--- The input Enclosed Below ---
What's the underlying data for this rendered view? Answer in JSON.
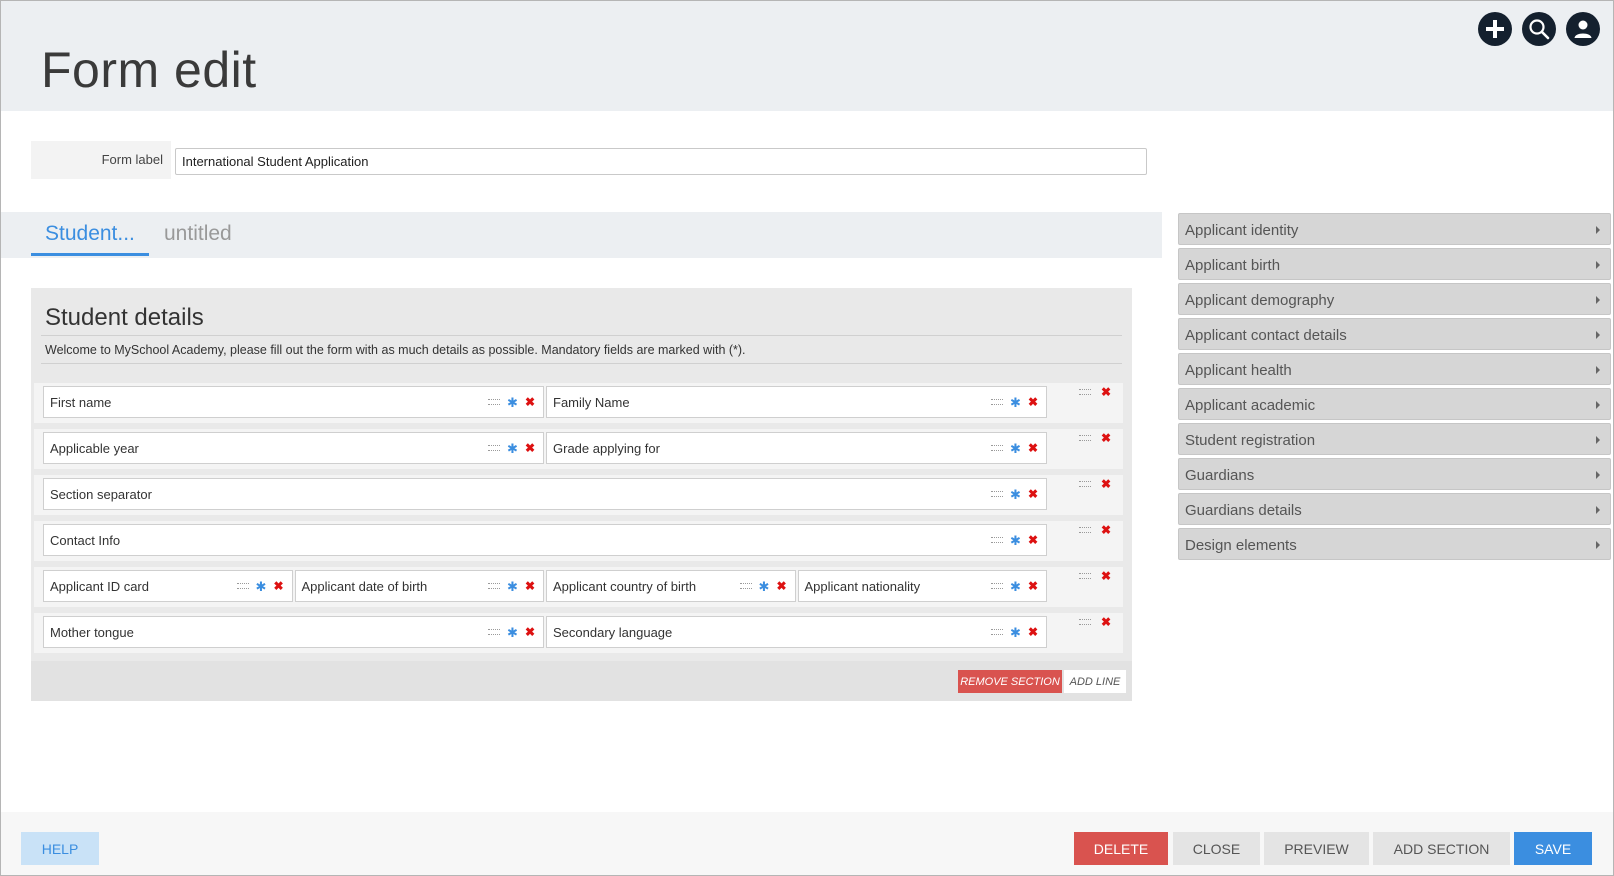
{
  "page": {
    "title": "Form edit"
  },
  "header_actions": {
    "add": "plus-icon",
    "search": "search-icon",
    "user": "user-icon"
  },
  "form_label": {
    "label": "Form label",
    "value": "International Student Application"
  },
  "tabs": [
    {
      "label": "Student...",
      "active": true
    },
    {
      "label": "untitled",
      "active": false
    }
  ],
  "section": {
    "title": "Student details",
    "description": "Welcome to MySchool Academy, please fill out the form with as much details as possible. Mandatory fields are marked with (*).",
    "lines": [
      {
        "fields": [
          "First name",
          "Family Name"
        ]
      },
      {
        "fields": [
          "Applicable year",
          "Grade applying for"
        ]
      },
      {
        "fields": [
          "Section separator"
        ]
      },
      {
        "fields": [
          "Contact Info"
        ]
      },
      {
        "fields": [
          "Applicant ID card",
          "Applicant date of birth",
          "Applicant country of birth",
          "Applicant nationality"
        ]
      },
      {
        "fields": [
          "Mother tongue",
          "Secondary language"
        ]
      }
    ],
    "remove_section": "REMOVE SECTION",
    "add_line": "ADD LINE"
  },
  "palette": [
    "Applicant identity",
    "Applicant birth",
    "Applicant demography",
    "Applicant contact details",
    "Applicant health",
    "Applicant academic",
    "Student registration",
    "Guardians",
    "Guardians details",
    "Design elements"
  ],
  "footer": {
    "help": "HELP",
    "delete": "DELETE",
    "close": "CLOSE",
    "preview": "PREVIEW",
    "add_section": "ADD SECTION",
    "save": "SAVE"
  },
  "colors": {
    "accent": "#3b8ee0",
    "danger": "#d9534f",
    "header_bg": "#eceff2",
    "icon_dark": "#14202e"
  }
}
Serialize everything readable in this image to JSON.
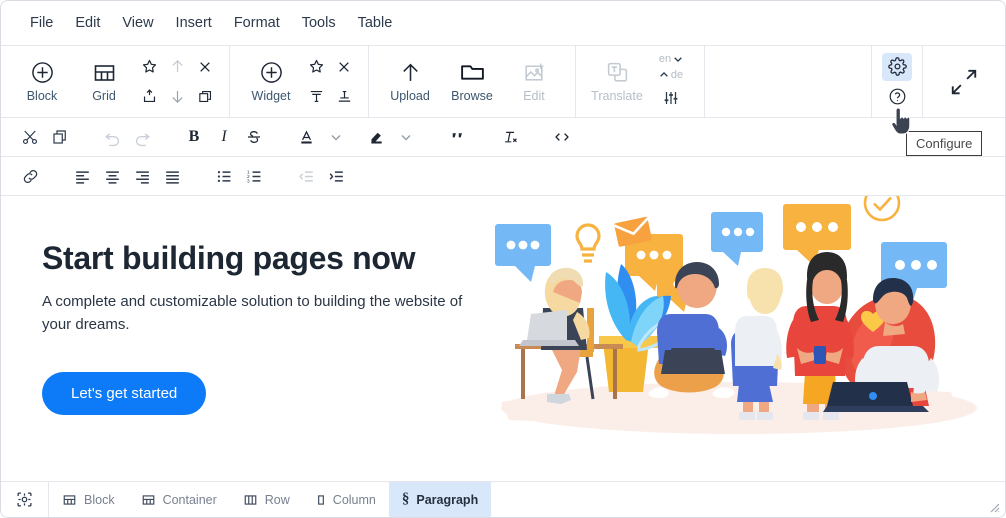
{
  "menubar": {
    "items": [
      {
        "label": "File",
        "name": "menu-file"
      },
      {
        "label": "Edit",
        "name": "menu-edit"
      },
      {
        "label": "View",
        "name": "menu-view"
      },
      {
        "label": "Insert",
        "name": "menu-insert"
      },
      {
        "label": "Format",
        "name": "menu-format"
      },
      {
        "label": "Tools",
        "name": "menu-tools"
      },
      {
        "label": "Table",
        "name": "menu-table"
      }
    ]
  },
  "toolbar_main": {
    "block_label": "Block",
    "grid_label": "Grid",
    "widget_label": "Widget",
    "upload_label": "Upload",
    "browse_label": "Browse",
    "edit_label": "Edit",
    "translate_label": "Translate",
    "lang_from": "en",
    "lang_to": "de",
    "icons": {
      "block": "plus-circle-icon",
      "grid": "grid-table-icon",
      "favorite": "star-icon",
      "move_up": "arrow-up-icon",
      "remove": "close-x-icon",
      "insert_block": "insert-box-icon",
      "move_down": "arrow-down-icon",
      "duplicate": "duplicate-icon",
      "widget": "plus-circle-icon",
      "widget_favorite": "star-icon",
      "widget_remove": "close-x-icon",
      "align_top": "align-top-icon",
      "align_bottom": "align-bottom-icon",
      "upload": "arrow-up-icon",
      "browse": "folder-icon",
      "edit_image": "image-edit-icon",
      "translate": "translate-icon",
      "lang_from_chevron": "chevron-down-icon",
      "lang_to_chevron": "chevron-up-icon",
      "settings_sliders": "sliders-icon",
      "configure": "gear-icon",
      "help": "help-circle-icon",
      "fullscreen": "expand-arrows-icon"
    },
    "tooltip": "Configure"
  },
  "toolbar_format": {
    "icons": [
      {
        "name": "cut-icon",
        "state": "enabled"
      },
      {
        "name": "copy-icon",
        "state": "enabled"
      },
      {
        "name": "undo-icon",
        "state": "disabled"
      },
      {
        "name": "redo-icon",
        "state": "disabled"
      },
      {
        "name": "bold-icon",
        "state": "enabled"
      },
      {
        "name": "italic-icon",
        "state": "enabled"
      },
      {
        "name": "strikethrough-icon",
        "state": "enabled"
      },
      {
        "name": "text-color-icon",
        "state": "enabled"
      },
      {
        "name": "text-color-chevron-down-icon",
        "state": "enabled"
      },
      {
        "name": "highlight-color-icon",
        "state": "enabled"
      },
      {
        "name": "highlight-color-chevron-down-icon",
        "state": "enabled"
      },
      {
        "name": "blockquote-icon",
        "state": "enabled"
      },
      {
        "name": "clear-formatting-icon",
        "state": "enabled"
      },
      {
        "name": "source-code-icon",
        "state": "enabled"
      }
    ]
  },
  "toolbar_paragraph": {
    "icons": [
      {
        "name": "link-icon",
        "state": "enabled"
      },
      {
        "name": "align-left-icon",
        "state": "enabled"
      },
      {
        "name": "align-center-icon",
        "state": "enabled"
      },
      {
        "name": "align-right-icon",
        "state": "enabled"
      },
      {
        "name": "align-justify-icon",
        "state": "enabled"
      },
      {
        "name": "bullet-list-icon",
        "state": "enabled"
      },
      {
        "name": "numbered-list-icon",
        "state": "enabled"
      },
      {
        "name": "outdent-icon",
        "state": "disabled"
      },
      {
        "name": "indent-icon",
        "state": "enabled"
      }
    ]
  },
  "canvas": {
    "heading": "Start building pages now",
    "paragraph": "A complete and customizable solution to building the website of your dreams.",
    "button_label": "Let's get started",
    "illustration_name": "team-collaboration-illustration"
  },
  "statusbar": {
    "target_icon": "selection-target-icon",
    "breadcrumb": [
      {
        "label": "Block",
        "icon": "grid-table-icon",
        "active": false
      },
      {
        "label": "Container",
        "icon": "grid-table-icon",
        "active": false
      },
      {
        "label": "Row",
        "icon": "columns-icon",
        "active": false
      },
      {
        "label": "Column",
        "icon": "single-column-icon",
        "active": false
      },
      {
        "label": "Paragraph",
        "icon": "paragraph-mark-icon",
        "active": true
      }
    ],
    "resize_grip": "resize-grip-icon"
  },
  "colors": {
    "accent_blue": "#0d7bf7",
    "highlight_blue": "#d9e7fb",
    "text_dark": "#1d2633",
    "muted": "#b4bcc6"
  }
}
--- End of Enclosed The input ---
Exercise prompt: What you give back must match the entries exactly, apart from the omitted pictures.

Response area:
What's the underlying data for this rendered view? Answer in JSON.
{
  "page": {
    "title": "Form edit"
  },
  "header_actions": {
    "add": "plus-icon",
    "search": "search-icon",
    "user": "user-icon"
  },
  "form_label": {
    "label": "Form label",
    "value": "International Student Application"
  },
  "tabs": [
    {
      "label": "Student...",
      "active": true
    },
    {
      "label": "untitled",
      "active": false
    }
  ],
  "section": {
    "title": "Student details",
    "description": "Welcome to MySchool Academy, please fill out the form with as much details as possible. Mandatory fields are marked with (*).",
    "lines": [
      {
        "fields": [
          "First name",
          "Family Name"
        ]
      },
      {
        "fields": [
          "Applicable year",
          "Grade applying for"
        ]
      },
      {
        "fields": [
          "Section separator"
        ]
      },
      {
        "fields": [
          "Contact Info"
        ]
      },
      {
        "fields": [
          "Applicant ID card",
          "Applicant date of birth",
          "Applicant country of birth",
          "Applicant nationality"
        ]
      },
      {
        "fields": [
          "Mother tongue",
          "Secondary language"
        ]
      }
    ],
    "remove_section": "REMOVE SECTION",
    "add_line": "ADD LINE"
  },
  "palette": [
    "Applicant identity",
    "Applicant birth",
    "Applicant demography",
    "Applicant contact details",
    "Applicant health",
    "Applicant academic",
    "Student registration",
    "Guardians",
    "Guardians details",
    "Design elements"
  ],
  "footer": {
    "help": "HELP",
    "delete": "DELETE",
    "close": "CLOSE",
    "preview": "PREVIEW",
    "add_section": "ADD SECTION",
    "save": "SAVE"
  },
  "colors": {
    "accent": "#3b8ee0",
    "danger": "#d9534f",
    "header_bg": "#eceff2",
    "icon_dark": "#14202e"
  }
}
Serialize everything readable in this image to JSON.
{
  "menubar": {
    "items": [
      {
        "label": "File",
        "name": "menu-file"
      },
      {
        "label": "Edit",
        "name": "menu-edit"
      },
      {
        "label": "View",
        "name": "menu-view"
      },
      {
        "label": "Insert",
        "name": "menu-insert"
      },
      {
        "label": "Format",
        "name": "menu-format"
      },
      {
        "label": "Tools",
        "name": "menu-tools"
      },
      {
        "label": "Table",
        "name": "menu-table"
      }
    ]
  },
  "toolbar_main": {
    "block_label": "Block",
    "grid_label": "Grid",
    "widget_label": "Widget",
    "upload_label": "Upload",
    "browse_label": "Browse",
    "edit_label": "Edit",
    "translate_label": "Translate",
    "lang_from": "en",
    "lang_to": "de",
    "icons": {
      "block": "plus-circle-icon",
      "grid": "grid-table-icon",
      "favorite": "star-icon",
      "move_up": "arrow-up-icon",
      "remove": "close-x-icon",
      "insert_block": "insert-box-icon",
      "move_down": "arrow-down-icon",
      "duplicate": "duplicate-icon",
      "widget": "plus-circle-icon",
      "widget_favorite": "star-icon",
      "widget_remove": "close-x-icon",
      "align_top": "align-top-icon",
      "align_bottom": "align-bottom-icon",
      "upload": "arrow-up-icon",
      "browse": "folder-icon",
      "edit_image": "image-edit-icon",
      "translate": "translate-icon",
      "lang_from_chevron": "chevron-down-icon",
      "lang_to_chevron": "chevron-up-icon",
      "settings_sliders": "sliders-icon",
      "configure": "gear-icon",
      "help": "help-circle-icon",
      "fullscreen": "expand-arrows-icon"
    },
    "tooltip": "Configure"
  },
  "toolbar_format": {
    "icons": [
      {
        "name": "cut-icon",
        "state": "enabled"
      },
      {
        "name": "copy-icon",
        "state": "enabled"
      },
      {
        "name": "undo-icon",
        "state": "disabled"
      },
      {
        "name": "redo-icon",
        "state": "disabled"
      },
      {
        "name": "bold-icon",
        "state": "enabled"
      },
      {
        "name": "italic-icon",
        "state": "enabled"
      },
      {
        "name": "strikethrough-icon",
        "state": "enabled"
      },
      {
        "name": "text-color-icon",
        "state": "enabled"
      },
      {
        "name": "text-color-chevron-down-icon",
        "state": "enabled"
      },
      {
        "name": "highlight-color-icon",
        "state": "enabled"
      },
      {
        "name": "highlight-color-chevron-down-icon",
        "state": "enabled"
      },
      {
        "name": "blockquote-icon",
        "state": "enabled"
      },
      {
        "name": "clear-formatting-icon",
        "state": "enabled"
      },
      {
        "name": "source-code-icon",
        "state": "enabled"
      }
    ]
  },
  "toolbar_paragraph": {
    "icons": [
      {
        "name": "link-icon",
        "state": "enabled"
      },
      {
        "name": "align-left-icon",
        "state": "enabled"
      },
      {
        "name": "align-center-icon",
        "state": "enabled"
      },
      {
        "name": "align-right-icon",
        "state": "enabled"
      },
      {
        "name": "align-justify-icon",
        "state": "enabled"
      },
      {
        "name": "bullet-list-icon",
        "state": "enabled"
      },
      {
        "name": "numbered-list-icon",
        "state": "enabled"
      },
      {
        "name": "outdent-icon",
        "state": "disabled"
      },
      {
        "name": "indent-icon",
        "state": "enabled"
      }
    ]
  },
  "canvas": {
    "heading": "Start building pages now",
    "paragraph": "A complete and customizable solution to building the website of your dreams.",
    "button_label": "Let's get started",
    "illustration_name": "team-collaboration-illustration"
  },
  "statusbar": {
    "target_icon": "selection-target-icon",
    "breadcrumb": [
      {
        "label": "Block",
        "icon": "grid-table-icon",
        "active": false
      },
      {
        "label": "Container",
        "icon": "grid-table-icon",
        "active": false
      },
      {
        "label": "Row",
        "icon": "columns-icon",
        "active": false
      },
      {
        "label": "Column",
        "icon": "single-column-icon",
        "active": false
      },
      {
        "label": "Paragraph",
        "icon": "paragraph-mark-icon",
        "active": true
      }
    ],
    "resize_grip": "resize-grip-icon"
  },
  "colors": {
    "accent_blue": "#0d7bf7",
    "highlight_blue": "#d9e7fb",
    "text_dark": "#1d2633",
    "muted": "#b4bcc6"
  }
}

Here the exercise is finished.